"I think we do have a commitment to the running game here and have done a pretty decent job,'' Mornhinweg said. "We were fifth in yards per carry and 11th in rushing yards per game last year.''

The Eagles' 416 rushing attempts were the sixth fewest in the league last season, and their 544 pass attempts were the eighth most. But they became a much more balanced offense after Reid passed the play-calling baton to Mornhinweg.

In their first eight games, with Reid calling the plays and McNabb taking the snaps, 61.3 percent of the offensive plays were pass plays, which wasn't nearly as high as the 64.4 percent in '05 or the 60.8 percent in '04, but still higher than all but a handful of teams.

In the 10 games after Mornhinweg took over the play-calling, the Eagles' percentage of pass plays dropped to 54.8. In their two playoff games against the Giants and Saints, they averaged just five more pass attempts (30.5) than rush attempts (25.5).

Running back Brian Westbrook, who notched a career-high 240 rushing attempts and 321 touches last season, saw his workload increase under Mornhinweg. In the Eagles' first eight games, he averaged 13.9 carries and 19.7 touches per game. In the next nine, not including the final regular-season game against Atlanta in which he played only one series, his carries per game increased to 19.4 and his touches to 24.2.

"I would love to continue to run the ball like we did during the last part of the season,'' Westbrook said. "I think the coaches were able to see the things that we were able to accomplish if we give the run the opportunity. When Donovan comes back, I expect for us to continue to do that.''

Reid always has relied on McNabb to carry the offense. But Westbrook sincerely hopes the coach will give him a bigger share of that responsibility this season.

"[Donovan] is a guy that has so many tools, he's almost a Superman on the field,'' the running back said. "You put a lot of responsibility and pressure on him to make plays all across the field. I think this year, especially with him coming off an injury, we have to find a way of getting the ball into the other players' hands a little bit earlier, a little bit quicker, to try and take some pressure off Donovan, so he doesn't feel as much pressure to carry this team as he has in the past.''

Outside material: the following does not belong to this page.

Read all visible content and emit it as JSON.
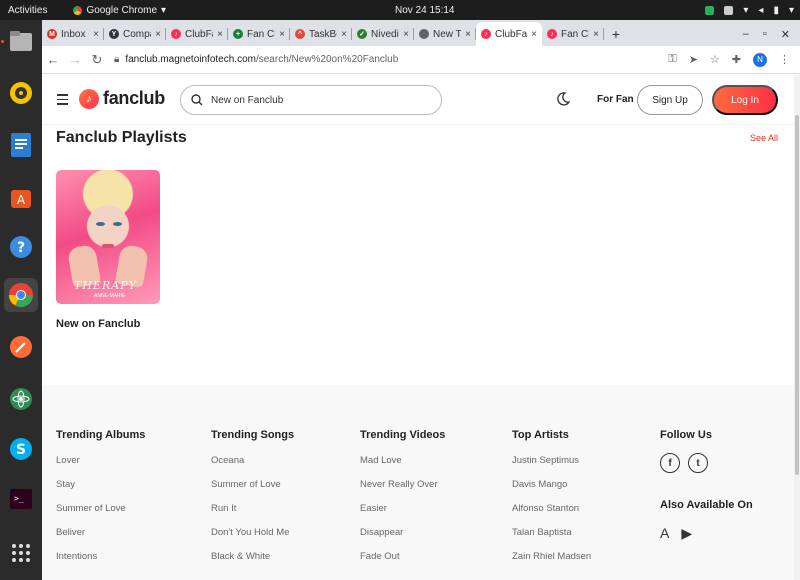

It's too soon to even guess how much of a factor Hunt will be in the offense. In a perfect world, he, Westbrook and Correll Buckhalter become a three-headed running back monster, much like the one the Eagles had in '03 when Westbrook, Buckhalter and Duce Staley combined for 2,465 rushing and receiving yards and 27 touchdowns.

But Hunt must first learn the Eagles' complicated West Coast offense.

"We ask the running backs here to do an awful lot,'' Mornhinweg said. "We ask them to run the football, block, protect. We ask them to run routes like a receiver would. Both from the backfield and in the slot and out wide. We expect them to catch the football like a receiver would.

"We ask them to do everything you ask a skill player to do. And we do move them around quite a bit. The verbiage, the alignments, the assignments, [running back] is one of the tougher positions real early.

"But once they get the terminology down and [get] a little bit of an understanding of everything, it clicks and all of a sudden they're off and running.'' *